I’ll give Humberto Quintero this much: his name is really satisfying. Just say it a few times, making sure to start it with a bit of an “um” sound instead of going hard on the H. Tell me that doesn’t make you feel good. Humberto Quintero. Really, it’s one of the best names to simply say this side of Inigo Montoya.
Dude can’t hit at all anymore, however, and now that the Royals have Salvador Perez back from knee surgery, Quintero’s .232/.257/.341 services are no longer required. He’s been designated for assignment. Bryan Pena will be Perez’s backup going forward, and he’s the better choice.
Don’t cry for Quintero, though. My guess is that he’ll latch on someplace because catchers who, rightly or wrongly, are given the “good receiver” tag and have a history of being just fine with being a backup always seem to.
Free agent right-hander Yovani Gallardo is headed back to the Brewers on a major league deal, The Athletic’s Ken Rosenthal reports. No other terms have been reported yet, as the agreement is still pending a physical.
Gallardo, 31, completed a one-year run with the Mariners before getting his $13 million option declined by the team last month. He provided little value during his time in Seattle, pitching to a 5-10 record in 22 starts and putting up a 5.72 ERA, 4.1 BB/9 and 6.5 SO/9 in 130 2/3 innings as both a starter and reliever.
Still, assuming the veteran righty is on the cusp of a comeback, he may as well try for it with his original club.
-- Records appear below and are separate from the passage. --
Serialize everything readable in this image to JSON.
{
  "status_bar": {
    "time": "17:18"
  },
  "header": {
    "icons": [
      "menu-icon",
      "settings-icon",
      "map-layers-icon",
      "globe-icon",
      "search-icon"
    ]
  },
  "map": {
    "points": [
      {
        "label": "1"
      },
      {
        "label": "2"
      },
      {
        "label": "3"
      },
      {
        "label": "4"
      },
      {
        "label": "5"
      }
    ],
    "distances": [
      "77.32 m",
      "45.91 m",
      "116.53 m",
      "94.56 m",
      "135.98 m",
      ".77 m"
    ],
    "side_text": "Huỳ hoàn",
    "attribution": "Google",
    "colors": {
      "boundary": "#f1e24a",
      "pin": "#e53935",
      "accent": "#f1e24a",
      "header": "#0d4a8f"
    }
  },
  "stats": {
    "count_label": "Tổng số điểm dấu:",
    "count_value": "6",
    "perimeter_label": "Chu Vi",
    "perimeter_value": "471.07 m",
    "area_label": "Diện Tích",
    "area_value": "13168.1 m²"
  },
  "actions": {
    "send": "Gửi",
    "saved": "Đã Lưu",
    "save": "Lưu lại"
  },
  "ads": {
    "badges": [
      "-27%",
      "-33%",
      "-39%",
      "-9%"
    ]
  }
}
Gallardo last appeared for the Brewers from 2007 to 2014, racking up a cumulative 20.8 fWAR and peaking during the 2010 season, when he earned his first All-Star nomination and Silver Slugger award. This will be his ninth career season with the club.
Even with Gallardo aboard, the Brewers are expected to continue deepening their pitching stores for 2018. With team ace Jimmy Nelson still recovering from shoulder surgery, the club will enter the season with a projected rotation of Gallardo, Zach Davies, Chase Anderson and Junior Guerra, the latter of whom pitched just 70 1/3 innings in 2017 following a right calf strain and shin contusion. Another big name pitcher could help cement Milwaukee’s rotation and keep them competitive for another year, though they don’t appear to have made any concrete moves in that direction so far.